Many of you have most likely heard of the “Great Pacific Garbage Patch,” or you know that there is floating garbage and debris in ocean waters all over the world. Well, while most people visualize this as an actual “island” of garbage, it’s mostly comprised of free-floating plastic and garbage suspended in ocean waters. How much garbage and plastic is in our oceans? Most experts believe that about 8 million metric tons — or 17.6 billion pounds — of plastic waste end up in oceans every year. To put that into perspective, there are more microscopic plastic fragments floating in the sea than there are stars in the Milky Way.

However, the Dutch construction firm VolkerWessels is setting out to turn that refuse into something productive by recycling ocean plastic and using it for a new network of roads.

A New Way to Build Roads

Recycling Ocean Plastic to Help Build Roads Dutch Roadway General Kinematics

VolkerWessels is planning to sift out plastic waste by installing barricades in bodies of water off the coast of the Netherlands to help catch and collect plastic fragments. The plastic will then be scooped out of the barricades and transported to processing plants where it will be compressed and molded into dense blocks.

The plan for these recycled plastic blocks is clear. They will be used to construct VolkerWessels’ latest project, a series of highways in Rotterdam known as PlasticRoad.

Why Use Recycled Plastic?

There are plenty of reasons to use plastic for building roads as opposed to the concrete and steel alternatives.

– There’s plenty of plastic. Collectively, the world produces around 275 million tons of plastic every single year.

– Any plastic is up for grabs. Every pound of plastic that’s salvaged by VolkerWessels will be usable for its project as there are no restrictions on what kinds of plastic can be used.

– Plastic stands up to hot and cold conditions. Recycled plastic has stood up to extremely hazardous conditions in tests. Currently, plastic road materials can withstand temperatures from -40º to 176º while maintaining strength and durability.

– It’s easier to maintain. Not only will recycled plastic roads last longer than traditional concrete, but it’s also easier to repair if areas begin to wear down.

Once the final tests have been completed to determine any remaining safety issues, road construction projects using these pressed-plastic blocks could begin as early as January of 2018.

Take Part in the Future With General Kinematics

Recycling Ocean Plastic to Help Build Roads plastic bottle pieces General Kinematics

The recycling of ocean plastic debris is just one of the exciting and revolutionary undertakings happening around the world..

General Kinematics is dedicated to helping innovative companies achieve their processing goals. GK has a vast assortment of recycling equipment that can fit the needs of anyone who’s working to clean, sort and recycle a variety of materials. We have plastic, e-waste and glass recycling solutions in addition to a whole host of other options. Whatever you’re looking to recycle, we’ve got something you can rely on for years to come.

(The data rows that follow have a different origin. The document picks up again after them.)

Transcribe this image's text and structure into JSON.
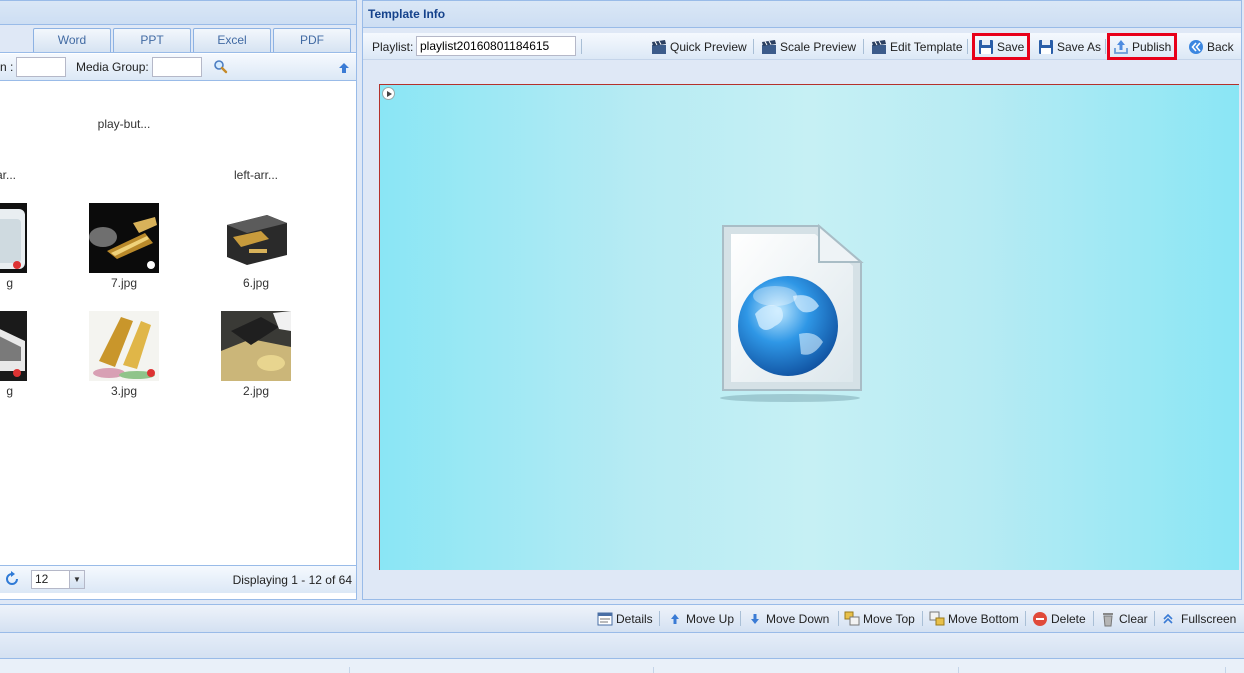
{
  "left": {
    "tabs": [
      "Word",
      "PPT",
      "Excel",
      "PDF"
    ],
    "filter_label_1": "n :",
    "filter_label_2": "Media Group:",
    "items": [
      {
        "label": "play-but..."
      },
      {
        "label": "ar..."
      },
      {
        "label": "left-arr..."
      },
      {
        "label": "g"
      },
      {
        "label": "7.jpg"
      },
      {
        "label": "6.jpg"
      },
      {
        "label": "g"
      },
      {
        "label": "3.jpg"
      },
      {
        "label": "2.jpg"
      }
    ],
    "page_size": "12",
    "display_text": "Displaying 1 - 12 of 64"
  },
  "right": {
    "title": "Template Info",
    "playlist_label": "Playlist:",
    "playlist_value": "playlist20160801184615",
    "buttons": {
      "quick_preview": "Quick Preview",
      "scale_preview": "Scale Preview",
      "edit_template": "Edit Template",
      "save": "Save",
      "save_as": "Save As",
      "publish": "Publish",
      "back": "Back"
    }
  },
  "bottom": {
    "details": "Details",
    "move_up": "Move Up",
    "move_down": "Move Down",
    "move_top": "Move Top",
    "move_bottom": "Move Bottom",
    "delete": "Delete",
    "clear": "Clear",
    "fullscreen": "Fullscreen"
  },
  "colors": {
    "highlight": "#e8001a",
    "header_text": "#15428b",
    "stage_edge": "#8ae6f5",
    "stage_center": "#c6f0f4"
  }
}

We take immense pride in the role our recycling equipment plays to help keep the recycling industry moving forward toward a brighter, cleaner, and safer tomorrow. Contact GK today and see if we can get you on the road to success.

Related Highlights

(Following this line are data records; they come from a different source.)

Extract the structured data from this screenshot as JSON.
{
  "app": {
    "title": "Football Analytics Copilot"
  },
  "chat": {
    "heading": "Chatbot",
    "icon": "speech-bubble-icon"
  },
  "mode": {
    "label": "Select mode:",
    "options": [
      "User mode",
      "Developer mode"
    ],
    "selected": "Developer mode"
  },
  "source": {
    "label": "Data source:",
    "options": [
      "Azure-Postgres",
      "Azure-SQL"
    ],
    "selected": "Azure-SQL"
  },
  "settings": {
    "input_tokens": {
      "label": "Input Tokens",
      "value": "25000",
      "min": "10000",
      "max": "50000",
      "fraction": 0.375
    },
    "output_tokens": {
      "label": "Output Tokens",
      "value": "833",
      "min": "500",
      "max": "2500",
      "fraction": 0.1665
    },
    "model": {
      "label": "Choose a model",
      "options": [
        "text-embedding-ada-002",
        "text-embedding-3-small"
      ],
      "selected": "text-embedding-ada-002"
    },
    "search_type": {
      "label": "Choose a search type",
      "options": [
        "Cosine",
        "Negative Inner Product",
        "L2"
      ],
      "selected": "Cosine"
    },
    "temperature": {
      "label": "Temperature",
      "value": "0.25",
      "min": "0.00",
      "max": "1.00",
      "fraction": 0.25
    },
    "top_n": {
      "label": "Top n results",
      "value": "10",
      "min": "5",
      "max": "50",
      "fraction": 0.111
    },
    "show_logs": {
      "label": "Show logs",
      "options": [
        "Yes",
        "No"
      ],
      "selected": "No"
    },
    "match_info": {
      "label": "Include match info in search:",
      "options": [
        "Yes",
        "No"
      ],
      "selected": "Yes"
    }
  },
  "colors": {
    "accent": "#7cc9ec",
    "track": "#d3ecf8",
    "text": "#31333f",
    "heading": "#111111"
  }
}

Safety

Celebrating Safety Month

In the summer months, the amount of work accidents spike due to the constant distractions provided by nice weather and end of the school year. For this reason, National Safety Month is celebrated in the month of June to remind us the importance of safety and awareness of our surroundings. To wrap up safety month […]

Read More
Electric Vehicles and the Effect on the Metal Market General Kinematics

Electric Vehicles and the Effect on the Metal Market

The growth of the electric vehicle market is not only beginning to have a noticeable impact on the automobile industry but the metals market as well. In fact, one of the most affected may be the recycling industry. As of December 2017, cumulative sales of highway-legal plug-in electric vehicles in the U.S. totaled 764,666, representing […]

Read More

Foundry Careers in 2018

Working in a foundry 100 years ago was hard work. Noise, chemicals, poor lighting, high temperatures, and molten metal at close to 3000° F were just some of the dangers inherent in foundry work. Fast-forward to 2018, and like most industrial jobs, much of the danger in foundry-work has been mitigated by mechanization, safety clothing […]

Read More